Gene Gentry McMahon received her Master of Fine Arts in painting from the University of Washington. Since then her work has been exhibited in the Seattle Art Museum, the Bellevue Art Museum, Henry Art Gallery, the Whatcom Museum of History and Art, Hallie Ford Museum of Art, Palm Springs Desert Museum, and numerous NW galleries.
In addition to studio work, she has created numerous public art projects. Her best known piece is the large mural in the Westlake Station Metro Tunnel. The exhibit, “Water Watching: Puget Sound and the Duwamish River,” which opened in 2011, at the Seattle Aquarium, was created with the support of individual artist grants from 4Culture, and the Seattle Office of Arts and Culture.
She has taught and lectured throughout the Pacific Northwest at venues including the University of Washington, Cornish College of the Arts, the School of Visual Concepts, Bellevue College and Lakeside School. She is a founding member of Seattle Print Arts, and currently serves on the advisory board of On the Boards, Behnke Center for Contemporary Performance.
Juliet Shen has a passion for typography that tends to rub off on those around her. It wasn't unusual for her to show up during this year's Residency with a vintage book that got passed around like illegal contraband. Soon a head would bow over pages of letters and numbers. Then an intriguing conversation with Juliet would begin. One evening, after working all day on-site, she went home and made typographic prints that she offered up to the rest of us. "Do whatever you want with them," she explained as we snapped them up.

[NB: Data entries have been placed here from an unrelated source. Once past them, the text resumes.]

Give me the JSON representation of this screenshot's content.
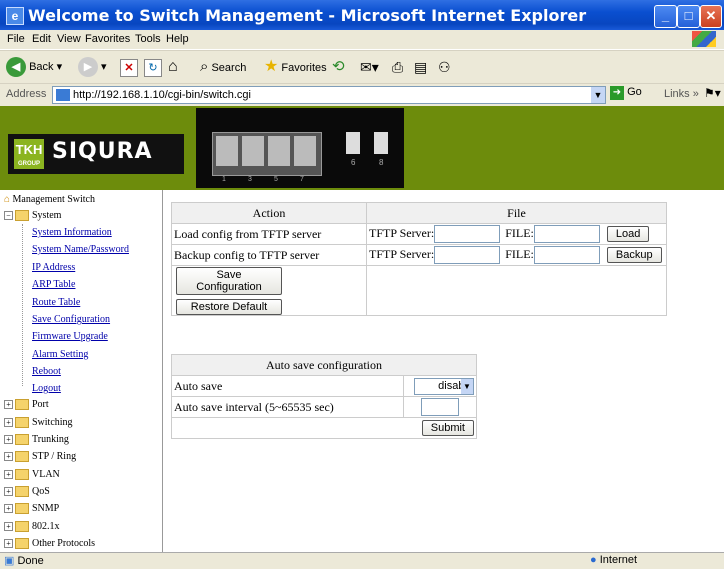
{
  "window": {
    "title": "Welcome to Switch Management - Microsoft Internet Explorer",
    "app_icon": "ie-icon"
  },
  "menu": [
    "File",
    "Edit",
    "View",
    "Favorites",
    "Tools",
    "Help"
  ],
  "toolbar": {
    "back": "Back",
    "search": "Search",
    "favorites": "Favorites"
  },
  "address": {
    "label": "Address",
    "url": "http://192.168.1.10/cgi-bin/switch.cgi",
    "go": "Go",
    "links": "Links"
  },
  "banner": {
    "brand": "SIQURA",
    "tkh": "TKH",
    "group": "GROUP",
    "port_labels": [
      "1",
      "3",
      "5",
      "7",
      "6",
      "8"
    ]
  },
  "sidebar": {
    "root": "Management Switch",
    "system": "System",
    "system_items": [
      "System Information",
      "System Name/Password",
      "IP Address",
      "ARP Table",
      "Route Table",
      "Save Configuration",
      "Firmware Upgrade",
      "Alarm Setting",
      "Reboot",
      "Logout"
    ],
    "folders": [
      "Port",
      "Switching",
      "Trunking",
      "STP / Ring",
      "VLAN",
      "QoS",
      "SNMP",
      "802.1x",
      "Other Protocols"
    ]
  },
  "config_table": {
    "headers": [
      "Action",
      "File"
    ],
    "load_label": "Load config from TFTP server",
    "backup_label": "Backup config to TFTP server",
    "tftp_label": "TFTP Server:",
    "file_label": "FILE:",
    "load_button": "Load",
    "backup_button": "Backup",
    "save_button": "Save Configuration",
    "restore_button": "Restore Default"
  },
  "autosave": {
    "header": "Auto save configuration",
    "auto_save_label": "Auto save",
    "auto_save_value": "disable",
    "interval_label": "Auto save interval (5~65535 sec)",
    "submit": "Submit"
  },
  "status": {
    "left": "Done",
    "zone": "Internet"
  }
}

During the 2012 Residency when Juliet was only able to join us for a few days, she was inspired to begin an ink drawing practice that has since been uninterrupted The resulting landscapes are lyrical. They somehow manage to evoke a typographical presence. You are drawn in, hoping to read the hidden message but are left blinking as the letters dissolve into black. We want to know how she does this!

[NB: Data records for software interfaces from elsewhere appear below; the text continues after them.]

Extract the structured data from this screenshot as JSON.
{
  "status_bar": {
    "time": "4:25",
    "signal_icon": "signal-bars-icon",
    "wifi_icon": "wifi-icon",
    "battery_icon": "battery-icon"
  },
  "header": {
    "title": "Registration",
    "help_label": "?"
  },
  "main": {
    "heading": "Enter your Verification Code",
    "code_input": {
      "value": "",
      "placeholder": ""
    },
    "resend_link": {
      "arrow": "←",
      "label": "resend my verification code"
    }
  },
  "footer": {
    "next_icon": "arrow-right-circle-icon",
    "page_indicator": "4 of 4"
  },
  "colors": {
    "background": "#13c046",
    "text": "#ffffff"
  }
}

Juliet Shen was raised in New York City and ran an independent design firm in Seattle from 1989 to 2012. She now spends her time drawing and printmaking. Her drawings are frequently made on top of letterpress printed backgrounds, and she draws en plein air throughout the year. In 2015, following an artist residency at Willapa Bay AiR, the Cullom Gallery and Studio e mounted a solo exhibition of her paintings. Her work is in the collections of the City of Seattle and Tacoma Art Museum.
Juliet taught typography at the School of Visual Concepts for many years and continues to design custom typefaces. Her font for the Lushootseed language was included in "Type Is Beautiful: The Story of Fifty Remarkable Fonts," by Simon Loxley (2016). Her most recent project was AwanZaman, a multi-script font created in collaboration with the designer of Arabic typefaces, Mamoun Sakkal. She holds a masters degree in typeface design from the University of Reading, UK. Website: www.julietshen.com

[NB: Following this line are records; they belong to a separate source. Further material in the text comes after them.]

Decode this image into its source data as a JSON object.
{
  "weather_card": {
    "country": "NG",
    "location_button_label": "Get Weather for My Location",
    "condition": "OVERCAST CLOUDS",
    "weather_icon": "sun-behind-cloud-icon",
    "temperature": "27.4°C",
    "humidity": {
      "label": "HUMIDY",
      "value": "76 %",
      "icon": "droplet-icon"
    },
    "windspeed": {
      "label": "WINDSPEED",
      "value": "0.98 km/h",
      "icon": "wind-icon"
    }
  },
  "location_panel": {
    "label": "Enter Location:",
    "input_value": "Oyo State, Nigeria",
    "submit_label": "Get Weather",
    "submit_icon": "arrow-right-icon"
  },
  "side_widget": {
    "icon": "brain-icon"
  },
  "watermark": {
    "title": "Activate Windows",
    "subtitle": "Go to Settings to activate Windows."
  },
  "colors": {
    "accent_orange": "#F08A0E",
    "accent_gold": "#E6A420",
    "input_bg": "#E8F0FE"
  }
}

Juliet on her Residency experience:
I'm in awe of the postings on the blog that show how ordinary, even ugly things are transformed through the artist's eye and become beautiful. For me right now the Residency is an incredible time of fertilization and challenge. It changes my vision. Because the Duwamish is an intertwining of the things I love to draw and things I hate to draw, I am forced to take a stand on what drawing actually is, beyond recording what you see. It goes to the heart of what making art might be for me personally. You also can't help but love what you have observed so closely. This year I finally realized that people will live on and in the Duwamish as they do on rivers everywhere, polluted or not. So we had better clean it up for them.